When you think of indie rockers The Apples in Stereo, thoughts invariably turn to quality children’s music.
Wait, your thoughts don’t turn to children’s music? Well, they should!
With notable contributions to music-heavy kid’s fare like Nickelodeon’s The Adventures of Pete & Pete and Cartoon Network’s Powerpuff Girls, The Apples, and more specifically frontman Robert Schneider, have long had a functional grasp of that blessed intersection between what’s simultaneously fun for kids and entertaining to adults. This trend continues with the forthcoming release of Robert’s debut children’s music album.
Under the guise of Robbert Bobbert & the Bubble Machine – fronted by his alter ego, "a genius inventor of musical mayhem" – Schneider performs the kind of garage-y, surf-tinged psychedelia you’d expect, but with an all-ages twist.
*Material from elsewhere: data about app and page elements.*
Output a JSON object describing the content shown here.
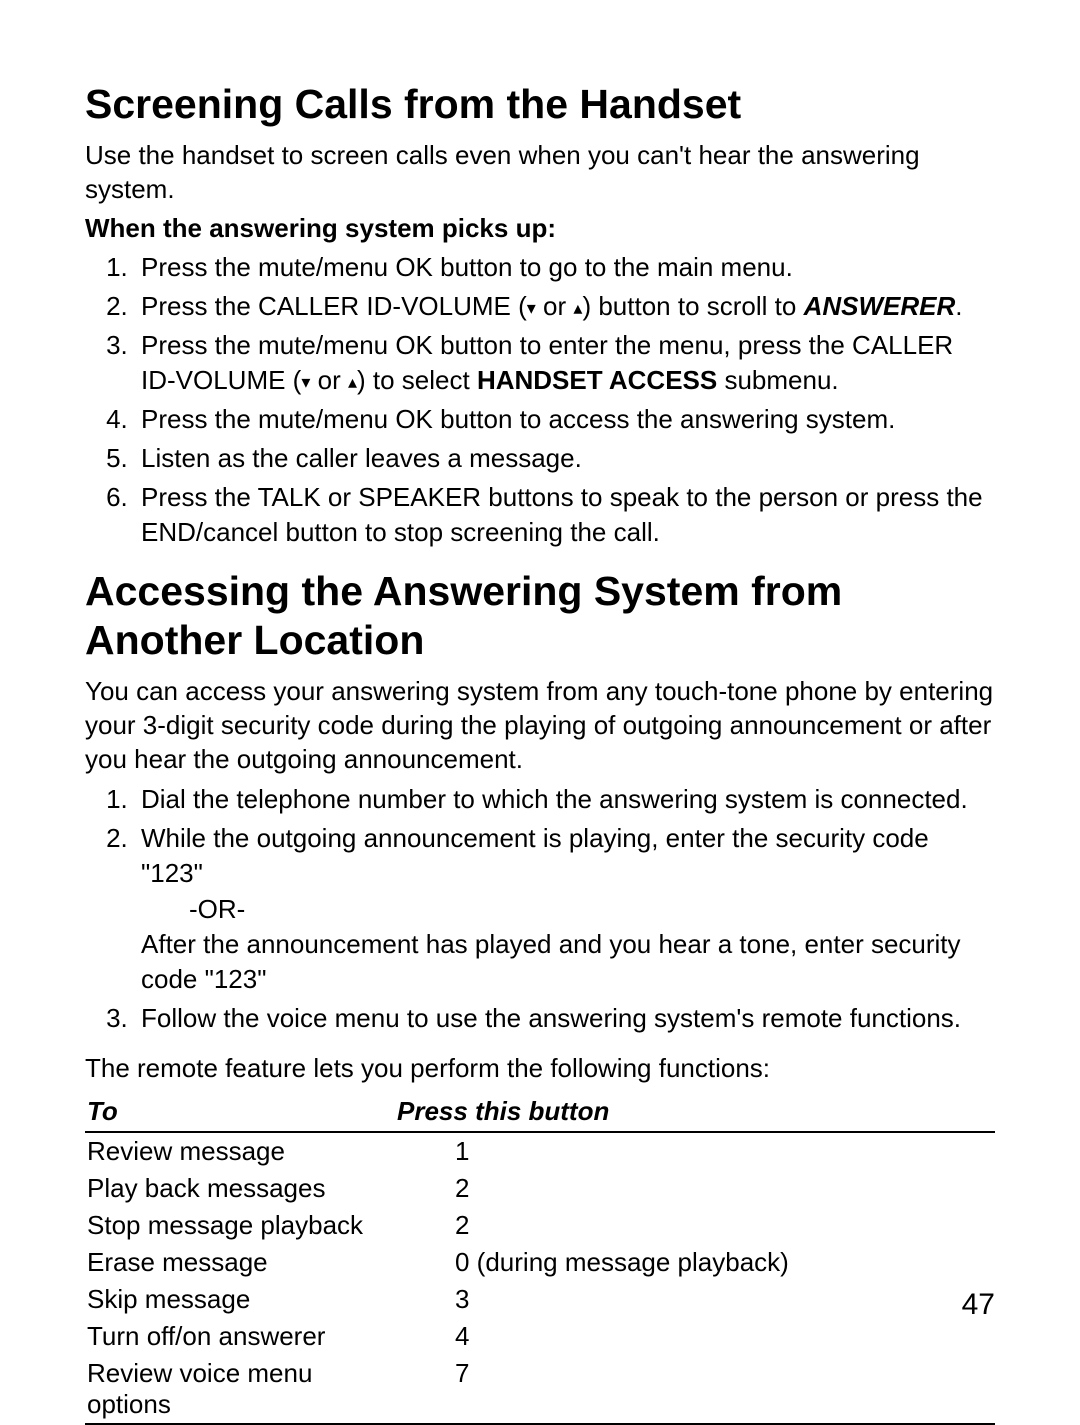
{
  "section1": {
    "heading": "Screening Calls from the Handset",
    "intro": "Use the handset to screen calls even when you can't hear the answering system.",
    "subhead": "When the answering system picks up:",
    "steps": [
      "Press the mute/menu OK button to go to the main menu.",
      "Press the CALLER ID-VOLUME (",
      " or ",
      ") button to scroll to ",
      "ANSWERER",
      ".",
      "Press the mute/menu OK button to enter the menu, press the CALLER ID-VOLUME (",
      " or ",
      ") to select ",
      "HANDSET ACCESS",
      " submenu.",
      "Press the mute/menu OK button to access the answering system.",
      "Listen as the caller leaves a message.",
      "Press the TALK or SPEAKER buttons to speak to the person or press the END/cancel button to stop screening the call."
    ],
    "icons": {
      "down": "▾",
      "up": "▴"
    }
  },
  "section2": {
    "heading": "Accessing the Answering System from Another Location",
    "intro": "You can access your answering system from any touch-tone phone by entering your 3-digit security code during the playing of outgoing announcement or after you hear the outgoing announcement.",
    "steps": {
      "s1": "Dial the telephone number to which the answering system is connected.",
      "s2a": "While the outgoing announcement is playing, enter the security code \"123\"",
      "s2b": "-OR-",
      "s2c": "After the announcement has played and you hear a tone, enter security code \"123\"",
      "s3": "Follow the voice menu to use the answering system's remote functions."
    },
    "followup": "The remote feature lets you perform the following functions:"
  },
  "table": {
    "headers": {
      "to": "To",
      "press": "Press this button"
    },
    "rows": [
      {
        "to": "Review message",
        "press": "1"
      },
      {
        "to": "Play back messages",
        "press": "2"
      },
      {
        "to": "Stop message playback",
        "press": "2"
      },
      {
        "to": "Erase message",
        "press": "0 (during message playback)"
      },
      {
        "to": "Skip message",
        "press": "3"
      },
      {
        "to": "Turn off/on answerer",
        "press": "4"
      },
      {
        "to": "Review voice menu options",
        "press": "7"
      }
    ]
  },
  "page_number": "47"
}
With kid-friendly song topics like superheroes and animals, allusions to classic fairy tales and maybe even a little science thrown in for good measure, Robbert Bobbert combines catchy lyrics with nontraditional instrumentation to create an infectious sound that’s fun and easily accessible.
I was fortunate enough to find myself favored with a preview copy of this self-titled album, and it quickly worked itself into the regular play rotation for the four-year-old geekling and me. There’s a depth to the musicality of the project that’s not easily described, but those familiar with Robert Schneider’s previous work will be delighted to hear that his exemplary level of artistry translates perfectly to the kiddie set. From the panning metronome and sugary harmonies of "I
am a Clock" to the Chuck Berry-esque guitar work on tracks like "Hey
Little Puppy," the album, even on its earliest cuts, comes across as an genuine attempt to take Apples-style songwriting into child-friendly territory. There’s an obvious lack of some of that New Magnetic Wonder
guitar punch, but "Fee Fi Fo, Fee Fi Fum" could probably follow up a song like "Hello Lola" without losing any of the latter’s surrealistic inertia.
If I am any indicator, the beginning of the album will likely find the listener actively trying to connect Robbert’s work to that of the real Robert, but it really hits its stride in the middle third.
"Gravity" is the kind of song that’ll make They Might Be Giants fans swoon, and while "Little Duck" and "Boom Boom" lack a bit of the sing-along swagger of their fellows, follow-up "The Mighty Mighty
Elephant" brings it back in spades.
Robbert Bobbert & the Bubble Machine winds down with a trio of its best efforts, the trippy "Laughing," the chirpy and oddly poignant "I
Love the Animals" and lullaby "The Tiny Sheep," but the album’s true standout is easily its second track, "We R Super Heroes." It’s a song that would sound equally at home pumping through your mini van’s speakers on a road trip to grandma’s or featured on any of your better, more progressive pop-rock radio stations.
At its best, this is an instant charmer for parents and children alike, and even at its worst its still entertaining, if not as top-to-bottom catchy as it likely could have been. While the album itself is not due to be released on the Little Monster Records label until next month, interested parties can get a taste of the music (and a sneak-peak at the visual style of the included comic book by artist Todd Webb) at Robbert Bobbert & the Bubble
Machine’s very own MySpace. Give it the once-over to see if it suits your tastes, but this is exactly the kind of project I have no trouble recommending to GeekDads and suburban hipster parents alike.
If you like The Apples in Stereo, you’ll love Robbert Bobbert & The
Bubble Machine. And even if you don’t, your kids surely will.
Robert Bobbert & the Bubble Machine
Available at retailers and online stores nationally on February 17, 2008.
Colorful digipak includes CD and colorful comic book.
1. I Am A Clock
2. We R Super Heroes
3. Hey Little Puppy
4. Fee Fi Fo, Fee Fi Fum
6. The Little Duck
7. Boom Boom
8. The Mighty, Mighty Elephant
10. I Love The Animals
11. The Tiny Sheep
(a song Robbert Bobbert wrote for his little brother’s birthday):
12. Ukulele for Davy